Gambling 101


Gambling is a game of chance that involves risking money or something of value for the possibility of winning. There are two main types of gambling based on dependent events: sports betting and lotteries. In either of these forms, the bettor can win by correctly predicting the outcome of a particular game or event.

The amount of money that is legally wagered in the United States has more than doubled since the mid-1980s. During that time, more people have reportedly gambled than attended movies and watched television.

Some of the world’s biggest casinos are located in Las Vegas, and more than six billion dollars are lost each year at these venues. Another form of gambling is in the stock market. These markets require a certain level of knowledge and skill to participate in successfully.

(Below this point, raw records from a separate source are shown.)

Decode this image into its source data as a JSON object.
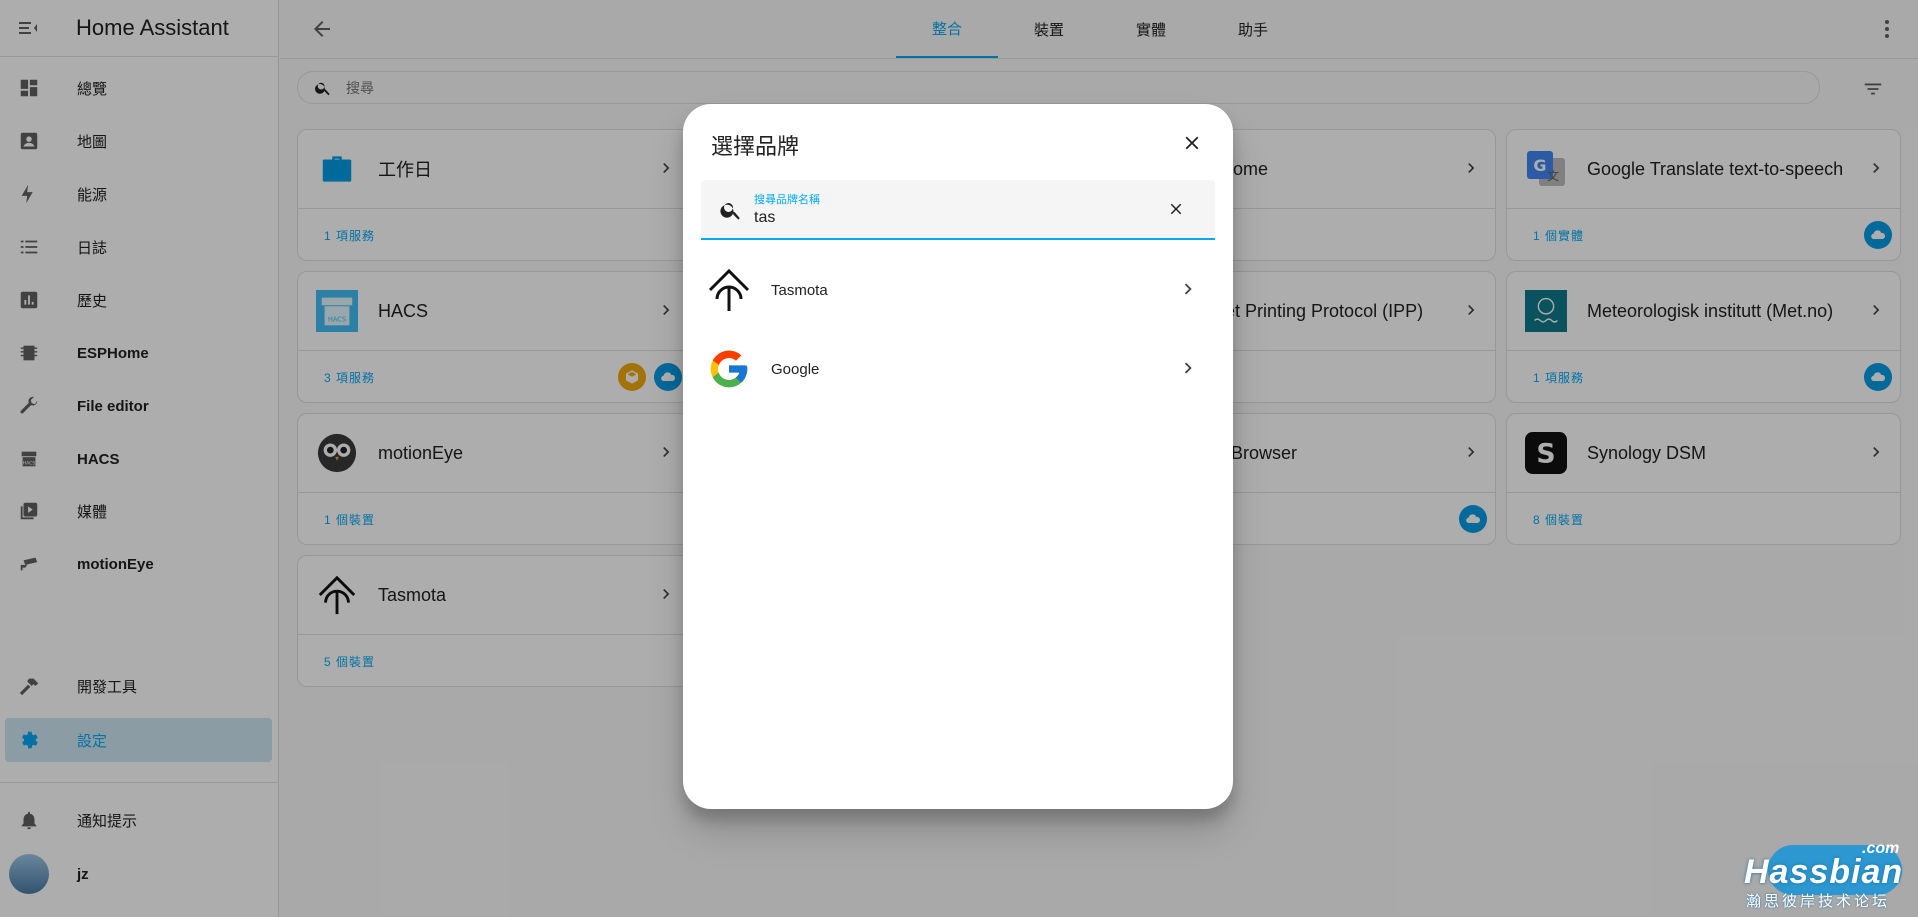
{
  "app": {
    "title": "Home Assistant"
  },
  "sidebar": {
    "items": [
      {
        "label": "總覽",
        "icon": "dashboard-icon"
      },
      {
        "label": "地圖",
        "icon": "map-icon"
      },
      {
        "label": "能源",
        "icon": "lightning-icon"
      },
      {
        "label": "日誌",
        "icon": "list-icon"
      },
      {
        "label": "歷史",
        "icon": "chart-icon"
      },
      {
        "label": "ESPHome",
        "icon": "chip-icon"
      },
      {
        "label": "File editor",
        "icon": "wrench-icon"
      },
      {
        "label": "HACS",
        "icon": "hacs-icon"
      },
      {
        "label": "媒體",
        "icon": "media-icon"
      },
      {
        "label": "motionEye",
        "icon": "cctv-icon"
      }
    ],
    "dev_tools": "開發工具",
    "settings": "設定",
    "notifications": "通知提示",
    "user": "jz"
  },
  "tabs": [
    {
      "label": "整合",
      "active": true
    },
    {
      "label": "裝置",
      "active": false
    },
    {
      "label": "實體",
      "active": false
    },
    {
      "label": "助手",
      "active": false
    }
  ],
  "search": {
    "placeholder": "搜尋"
  },
  "cards": [
    {
      "name": "工作日",
      "link": "1 項服務"
    },
    {
      "name": "ome",
      "link": ""
    },
    {
      "name": "Google Translate text-to-speech",
      "link": "1 個實體"
    },
    {
      "name": "HACS",
      "link": "3 項服務"
    },
    {
      "name": "et Printing Protocol (IPP)",
      "link": ""
    },
    {
      "name": "Meteorologisk institutt (Met.no)",
      "link": "1 項服務"
    },
    {
      "name": "motionEye",
      "link": "1 個裝置"
    },
    {
      "name": "Browser",
      "link": ""
    },
    {
      "name": "Synology DSM",
      "link": "8 個裝置"
    },
    {
      "name": "Tasmota",
      "link": "5 個裝置"
    }
  ],
  "dialog": {
    "title": "選擇品牌",
    "field_label": "搜尋品牌名稱",
    "field_value": "tas",
    "results": [
      {
        "name": "Tasmota"
      },
      {
        "name": "Google"
      }
    ]
  },
  "watermark": {
    "com": ".com",
    "main": "Hassbian",
    "sub": "瀚思彼岸技术论坛"
  },
  "colors": {
    "accent": "#03a9f4",
    "cloud": "#039be5",
    "active_bg": "#cfe6f3"
  }
}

Many states offer helplines for those who need assistance with gambling. The National Helpline is available at 1-800-662-HELP (4357). If you or a loved one has a gambling problem, you should consider seeking support. This type of therapy can include cognitive behavioral therapy, group therapy, and psychodynamic therapy. You should also seek help from a health professional if you experience symptoms that are affecting your life.

A gambling disorder, or a gambling addiction, is an addiction to playing a particular kind of gambling. It can be characterized by an uncontrollable urge to gamble and compulsive behaviors. While the signs and symptoms may appear at any age, the earliest symptoms can occur during adolescence.

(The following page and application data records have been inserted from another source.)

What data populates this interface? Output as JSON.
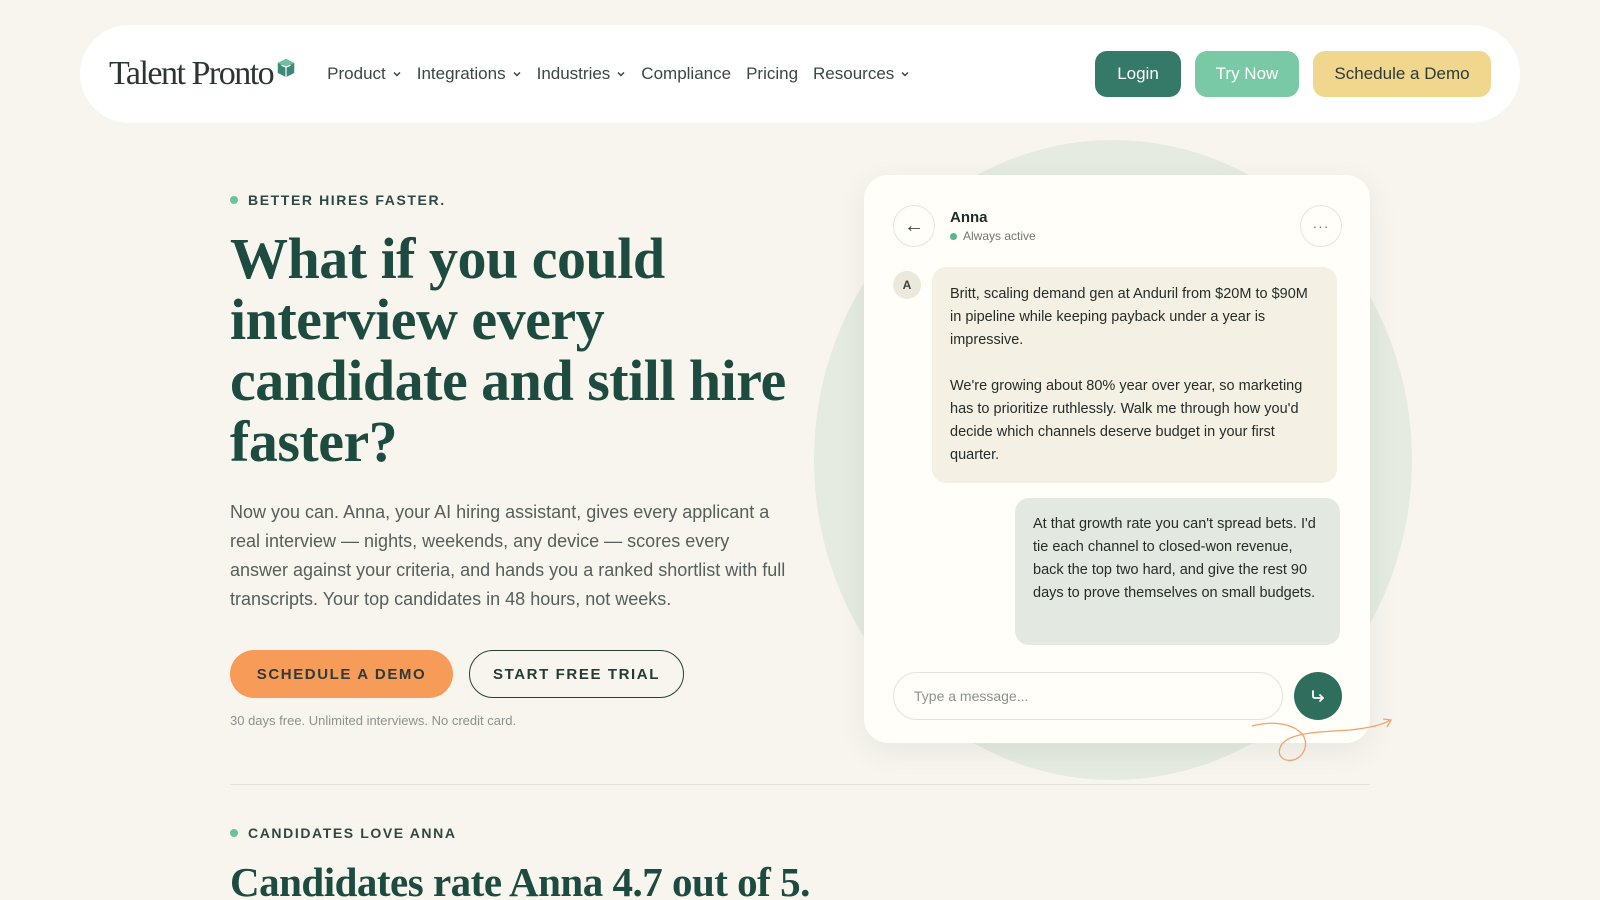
{
  "nav": {
    "logo_text": "Talent Pronto",
    "items": [
      {
        "label": "Product",
        "dropdown": true
      },
      {
        "label": "Integrations",
        "dropdown": true
      },
      {
        "label": "Industries",
        "dropdown": true
      },
      {
        "label": "Compliance",
        "dropdown": false
      },
      {
        "label": "Pricing",
        "dropdown": false
      },
      {
        "label": "Resources",
        "dropdown": true
      }
    ],
    "login_label": "Login",
    "try_label": "Try Now",
    "demo_label": "Schedule a Demo"
  },
  "hero": {
    "eyebrow": "BETTER HIRES FASTER.",
    "title": "What if you could interview every candidate and still hire faster?",
    "description": "Now you can. Anna, your AI hiring assistant, gives every applicant a real interview — nights, weekends, any device — scores every answer against your criteria, and hands you a ranked shortlist with full transcripts. Your top candidates in 48 hours, not weeks.",
    "schedule_label": "SCHEDULE A DEMO",
    "trial_label": "START FREE TRIAL",
    "fineprint": "30 days free. Unlimited interviews. No credit card."
  },
  "chat": {
    "back_icon": "←",
    "name": "Anna",
    "status": "Always active",
    "more_icon": "···",
    "avatar_initial": "A",
    "incoming_p1": "Britt, scaling demand gen at Anduril from $20M to $90M in pipeline while keeping payback under a year is impressive.",
    "incoming_p2": "We're growing about 80% year over year, so marketing has to prioritize ruthlessly. Walk me through how you'd decide which channels deserve budget in your first quarter.",
    "outgoing": "At that growth rate you can't spread bets. I'd tie each channel to closed-won revenue, back the top two hard, and give the rest 90 days to prove themselves on small budgets.",
    "input_value": "",
    "input_placeholder": "Type a message..."
  },
  "section2": {
    "eyebrow": "CANDIDATES LOVE ANNA",
    "title": "Candidates rate Anna 4.7 out of 5."
  },
  "colors": {
    "primary_green": "#357a68",
    "mint": "#79c8a6",
    "butter": "#f1d78e",
    "orange": "#f79b58",
    "heading": "#1d4b3f",
    "background": "#f8f5ef"
  },
  "icons": {
    "chevron": "chevron-down-icon",
    "back": "arrow-left-icon",
    "more": "more-horizontal-icon",
    "send": "send-icon",
    "logo_mark": "cube-icon"
  }
}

Compulsive gambling can cause harm to the gambler, as well as the people around them. Addiction can be a psychological problem that may be accompanied by other disorders such as attention deficit/hyperactivity disorder or bipolar disorder.

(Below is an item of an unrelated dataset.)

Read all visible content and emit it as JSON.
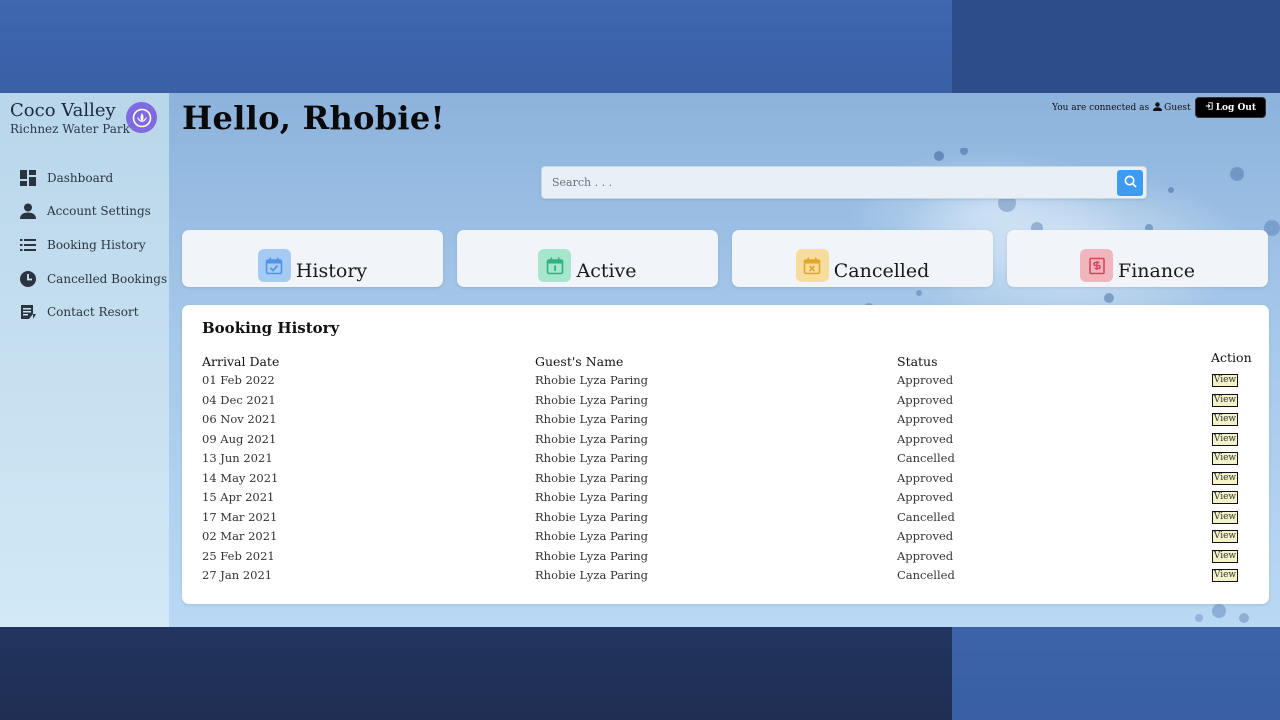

Affected families often undergo psychotherapy to treat the problems associated with gambling. Counseling is confidential and free. Support groups and peer support can be very helpful. However, it is crucial to remember that a person cannot control their urge to gamble. Rather than trying to prevent the urge to gamble, it is better to understand the problem and to plan for a time when it is no longer necessary.

Gambling can be a problem for anyone at any age. In fact, it can be a major distraction and interfere with school, work, and relationships. Gambling has also been a driving force behind criminal organizations.

During the 20th century, a number of jurisdictions around the world heavily controlled gambling. In the United States, gambling was virtually outlawed until the late 20th century. Although some areas have recently opened up their casinos and other gambling venues, many other regions have long prohibited the activity.

As the legal gambling industry continues to grow, the government has taken an interest in regulating the activity. Congress has used its Commerce Clause power to limit the types of gambling and the extent to which it can operate in Native American territories.

Several state-run lotteries are also available in the U.S., including the California State Employees Retirement Fund, which owns stock in various gambling companies. Lottery revenues generate significant funding for the public schools and programs, and the money could be directed to a variety of worthwhile causes.